Bellerophon
 
A couple of interesting articles on the subject.


http://www.lib.byu.edu/~rdh/wwi/comment/gpypres.html

http://www.lib.byu.edu/~rdh/wwi/comment/haig1.html
October 10th, 2004  
Redneck
 
 

Topic: Re: The Myth of the Great War & How the US saved the All


Quote:
Originally Posted by shaggydog
The Germans won the battles prior to the AEF actions in June, 1918.??????


Yea right,have'nt time now but will return..what a load of S-h-i-t

Adjust your attitude immediately. There is a right way and a wrong way to disagree with others, and if you cannot behave in a mature manner, you will be removed from the member list.
October 10th, 2004  
Bellerophon
 

Topic: Re: The Myth of the Great War & How the US saved the All


Quote:
Originally Posted by Redneck
Quote:
Originally Posted by shaggydog
The Germans won the battles prior to the AEF actions in June, 1918.??????


Yea right,have'nt time now but will return..what a load of S-h-i-t

Adjust your attitude immediately. There is a right way and a wrong way to disagree with others, and if you cannot behave in a mature manner, you will be removed from the member list.
Huh?I was'nt disagreeing with anyone here.
October 14th, 2004  
bush musketeer
 
 

Topic: nutty professor


mite get this book and have a read, am guessing he's a yank professor?
dont know about the first 2 points but disagree with points 3,4,5,8,9,and 10.
some of the allied generals were hopeless they also had some great tactians like in most wars.
point 7 depends on which battles he talks about but when you were attacking the defender usally had the better deal.

the BEF wasn't anihilated during the march 1918 offensive. but i guess he probly wants to make the americans lokk better probly sell more books that way?
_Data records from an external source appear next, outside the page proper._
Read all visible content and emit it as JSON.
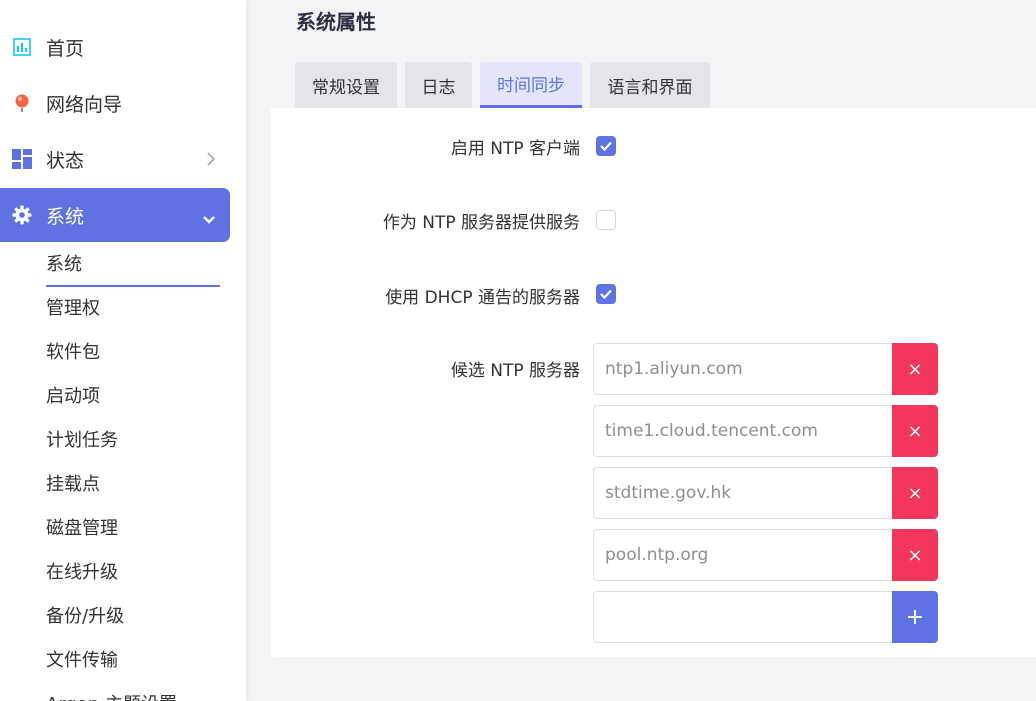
{
  "sidebar": {
    "items": [
      {
        "label": "首页",
        "icon": "dashboard-icon"
      },
      {
        "label": "网络向导",
        "icon": "globe-icon"
      },
      {
        "label": "状态",
        "icon": "grid-icon"
      },
      {
        "label": "系统",
        "icon": "gear-icon"
      }
    ],
    "sub_items": [
      "系统",
      "管理权",
      "软件包",
      "启动项",
      "计划任务",
      "挂载点",
      "磁盘管理",
      "在线升级",
      "备份/升级",
      "文件传输",
      "Argon 主题设置"
    ]
  },
  "page": {
    "title": "系统属性",
    "tabs": [
      "常规设置",
      "日志",
      "时间同步",
      "语言和界面"
    ],
    "active_tab": "时间同步"
  },
  "ntp": {
    "enable_client_label": "启用 NTP 客户端",
    "enable_client": true,
    "provide_server_label": "作为 NTP 服务器提供服务",
    "provide_server": false,
    "use_dhcp_label": "使用 DHCP 通告的服务器",
    "use_dhcp": true,
    "candidates_label": "候选 NTP 服务器",
    "servers": [
      "ntp1.aliyun.com",
      "time1.cloud.tencent.com",
      "stdtime.gov.hk",
      "pool.ntp.org"
    ],
    "new_server": "",
    "remove_symbol": "×",
    "add_symbol": "+"
  },
  "colors": {
    "accent": "#5e72e4",
    "danger": "#f5365c"
  }
}
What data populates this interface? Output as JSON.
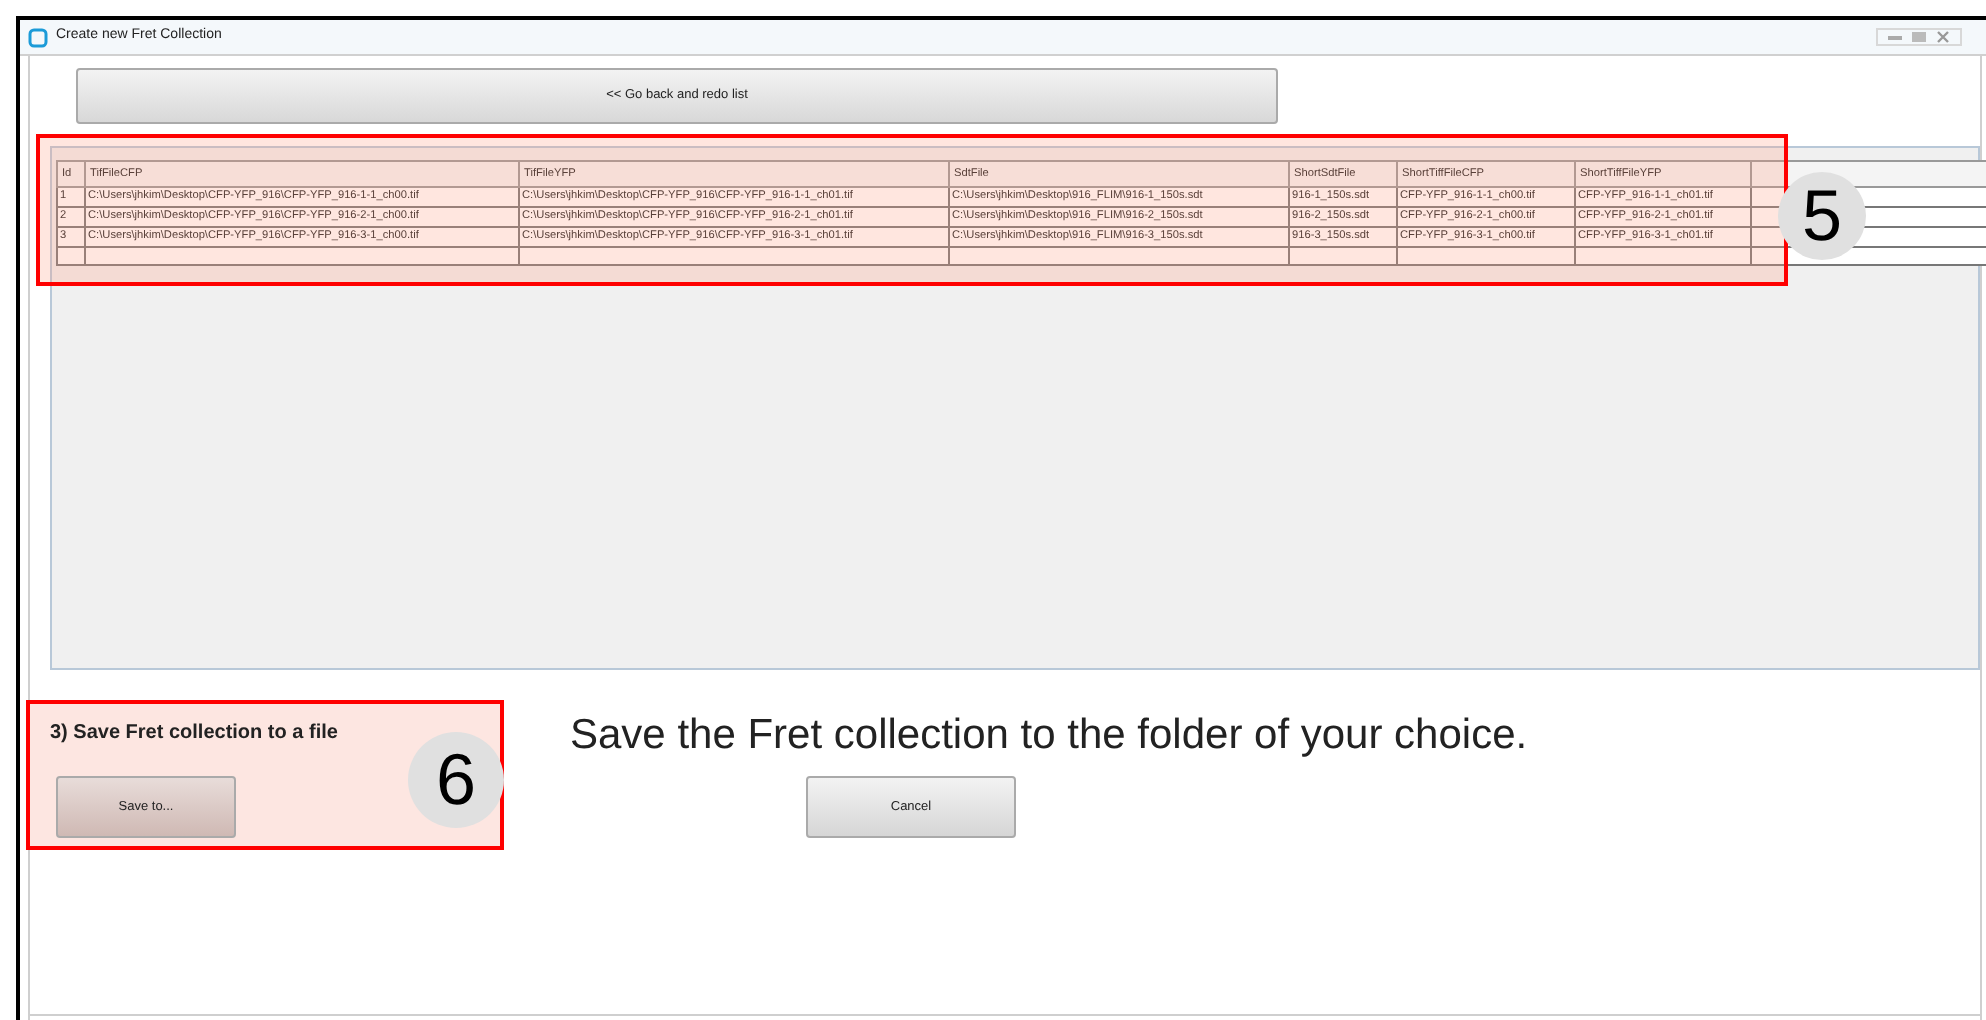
{
  "window": {
    "title": "Create new Fret Collection"
  },
  "back_button": {
    "label": "<< Go back and redo list"
  },
  "table": {
    "columns": [
      "Id",
      "TifFileCFP",
      "TifFileYFP",
      "SdtFile",
      "ShortSdtFile",
      "ShortTiffFileCFP",
      "ShortTiffFileYFP"
    ],
    "rows": [
      [
        "1",
        "C:\\Users\\jhkim\\Desktop\\CFP-YFP_916\\CFP-YFP_916-1-1_ch00.tif",
        "C:\\Users\\jhkim\\Desktop\\CFP-YFP_916\\CFP-YFP_916-1-1_ch01.tif",
        "C:\\Users\\jhkim\\Desktop\\916_FLIM\\916-1_150s.sdt",
        "916-1_150s.sdt",
        "CFP-YFP_916-1-1_ch00.tif",
        "CFP-YFP_916-1-1_ch01.tif"
      ],
      [
        "2",
        "C:\\Users\\jhkim\\Desktop\\CFP-YFP_916\\CFP-YFP_916-2-1_ch00.tif",
        "C:\\Users\\jhkim\\Desktop\\CFP-YFP_916\\CFP-YFP_916-2-1_ch01.tif",
        "C:\\Users\\jhkim\\Desktop\\916_FLIM\\916-2_150s.sdt",
        "916-2_150s.sdt",
        "CFP-YFP_916-2-1_ch00.tif",
        "CFP-YFP_916-2-1_ch01.tif"
      ],
      [
        "3",
        "C:\\Users\\jhkim\\Desktop\\CFP-YFP_916\\CFP-YFP_916-3-1_ch00.tif",
        "C:\\Users\\jhkim\\Desktop\\CFP-YFP_916\\CFP-YFP_916-3-1_ch01.tif",
        "C:\\Users\\jhkim\\Desktop\\916_FLIM\\916-3_150s.sdt",
        "916-3_150s.sdt",
        "CFP-YFP_916-3-1_ch00.tif",
        "CFP-YFP_916-3-1_ch01.tif"
      ]
    ]
  },
  "save_section": {
    "heading": "3) Save Fret collection to a file",
    "button": "Save to..."
  },
  "instruction": "Save the Fret collection to the folder of your choice.",
  "cancel_button": "Cancel",
  "annotations": [
    "5",
    "6"
  ]
}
in some places they did break as did the portugese in places, yet in other places they held there positions despite great odds or went down to the last man in others.
as far as belleau wood claim if i said what i thought of that i mite not be on here very long but germans were thrown back from defended positions they were determined to hold well before belleau wood.

the canadians, scots, irish, Aussies, english and others that fought at Passchendaele did more good then mosier and his interlectual mate's will ever bloody do!!!!!!!!!!!!!!

i wonder if the aef ever faced simmilar coinditions in the short time they were in the war that would compare to passchendaele, pozeires or fromelles?

is this book availiable at the AWM in canberra john?

cheers
October 14th, 2004  
godofthunder9010
 
 
The role of the USA in World War I was important. They were the only major power involved that hadn't lost all but the barest thread of morale, for one thing. The French and British were a lot closer to capitulation that history admits. Germany was also exhausted, but they got a boost of sorts from Russia dropping out of the war. That also freed up all troops that had been fighting on the Eastern Front.

In supplies and in troops, they were obviously not the only contributor. Nor were they necessarily the most substantial. They were, however, more than sufficient of an addition to the overall 'stack' to tip the scales in the French and British favor. That should not be seen as an insult to the role played by others.

Many like to downplay the US role. Easily done since the US stayed out of the war till the only the last year and a half. Many insist that the United States ought to have entered sooner. The truth is, minus the Zimmerman Note, the USA probably never would have been involved. Some sources claim that the Zimmerman Note was an elaborate hoax orchestrated by Britain, but the case is a very weak one from what I've seen. Still, the general thankless attitude of the French, British and others probably put the USA firmly back to its "Isolationist" policy. There is little doubt that it has a very substantial impact on the reluctance of the United States to enter World War II. A tiny bit of gratitude could have made a world of difference.

Can anyone claim that the Allies could have won World War I without the United States? It seems extremely unlikely to me, especially after Russia quit.
October 15th, 2004  
Young Winston
 
 
Not sure about getting it at the AWM Matt.

I just got it out of the Library. I think it is a fairly easy book to get hold of.